* **TASK TO CARRY OUT**
Skip any image you find and restate the rest of the data word for word.

Page and application data records:
-------------------------

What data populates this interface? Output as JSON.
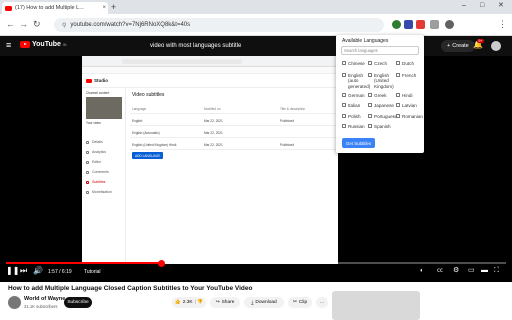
{
  "browser": {
    "tab_title": "(17) How to add Multiple L...",
    "tab_close": "×",
    "new_tab": "+",
    "url": "youtube.com/watch?v=7Nj6RNoXQ8k&t=40s",
    "minimize": "–",
    "maximize": "□",
    "close": "✕"
  },
  "youtube": {
    "logo_text": "YouTube",
    "logo_sup": "IN",
    "search_text": "video with most languages subtitle",
    "create_label": "Create",
    "notif_count": "9+"
  },
  "studio": {
    "brand": "Studio",
    "channel_label": "Your video",
    "section_title": "Video subtitles",
    "sidebar": [
      "Details",
      "Analytics",
      "Editor",
      "Comments",
      "Subtitles",
      "Monetisation"
    ],
    "table_header": [
      "Language",
      "Modified on",
      "Title & description"
    ],
    "rows": [
      [
        "English",
        "Mar 22, 2021",
        "Published"
      ],
      [
        "English (Automatic)",
        "Mar 22, 2021",
        ""
      ],
      [
        "English (United Kingdom) Hindi",
        "Mar 22, 2021",
        "Published"
      ]
    ],
    "add_language_label": "ADD LANGUAGE"
  },
  "lang_panel": {
    "title": "Available Languages",
    "search_placeholder": "Search languages",
    "languages": [
      [
        "Chinese",
        "Czech",
        "Dutch"
      ],
      [
        "English (auto generated)",
        "English (United Kingdom)",
        "French"
      ],
      [
        "German",
        "Greek",
        "Hindi"
      ],
      [
        "Italian",
        "Japanese",
        "Latvian"
      ],
      [
        "Polish",
        "Portuguese",
        "Romanian"
      ],
      [
        "Russian",
        "Spanish",
        ""
      ]
    ],
    "button": "Get Subtitles"
  },
  "player": {
    "time": "1:57 / 6:19",
    "chapter": "Tutorial",
    "progress": 0.31
  },
  "video": {
    "title": "How to add Multiple Language Closed Caption Subtitles to Your YouTube Video",
    "channel": "World of Wayne",
    "subscribers": "31.1K subscribers",
    "subscribe_label": "Subscribe",
    "likes": "2.3K",
    "share_label": "Share",
    "download_label": "Download",
    "clip_label": "Clip",
    "more_label": "..."
  },
  "colors": {
    "accent": "#ff0000",
    "panel_button": "#3b82f6"
  }
}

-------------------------

* **SOLUTION**
What data populates this interface? Output as JSON.
{
  "browser": {
    "tab_title": "(17) How to add Multiple L...",
    "tab_close": "×",
    "new_tab": "+",
    "url": "youtube.com/watch?v=7Nj6RNoXQ8k&t=40s",
    "minimize": "–",
    "maximize": "□",
    "close": "✕"
  },
  "youtube": {
    "logo_text": "YouTube",
    "logo_sup": "IN",
    "search_text": "video with most languages subtitle",
    "create_label": "Create",
    "notif_count": "9+"
  },
  "studio": {
    "brand": "Studio",
    "channel_label": "Your video",
    "section_title": "Video subtitles",
    "sidebar": [
      "Details",
      "Analytics",
      "Editor",
      "Comments",
      "Subtitles",
      "Monetisation"
    ],
    "table_header": [
      "Language",
      "Modified on",
      "Title & description"
    ],
    "rows": [
      [
        "English",
        "Mar 22, 2021",
        "Published"
      ],
      [
        "English (Automatic)",
        "Mar 22, 2021",
        ""
      ],
      [
        "English (United Kingdom) Hindi",
        "Mar 22, 2021",
        "Published"
      ]
    ],
    "add_language_label": "ADD LANGUAGE"
  },
  "lang_panel": {
    "title": "Available Languages",
    "search_placeholder": "Search languages",
    "languages": [
      [
        "Chinese",
        "Czech",
        "Dutch"
      ],
      [
        "English (auto generated)",
        "English (United Kingdom)",
        "French"
      ],
      [
        "German",
        "Greek",
        "Hindi"
      ],
      [
        "Italian",
        "Japanese",
        "Latvian"
      ],
      [
        "Polish",
        "Portuguese",
        "Romanian"
      ],
      [
        "Russian",
        "Spanish",
        ""
      ]
    ],
    "button": "Get Subtitles"
  },
  "player": {
    "time": "1:57 / 6:19",
    "chapter": "Tutorial",
    "progress": 0.31
  },
  "video": {
    "title": "How to add Multiple Language Closed Caption Subtitles to Your YouTube Video",
    "channel": "World of Wayne",
    "subscribers": "31.1K subscribers",
    "subscribe_label": "Subscribe",
    "likes": "2.3K",
    "share_label": "Share",
    "download_label": "Download",
    "clip_label": "Clip",
    "more_label": "..."
  },
  "colors": {
    "accent": "#ff0000",
    "panel_button": "#3b82f6"
  }
}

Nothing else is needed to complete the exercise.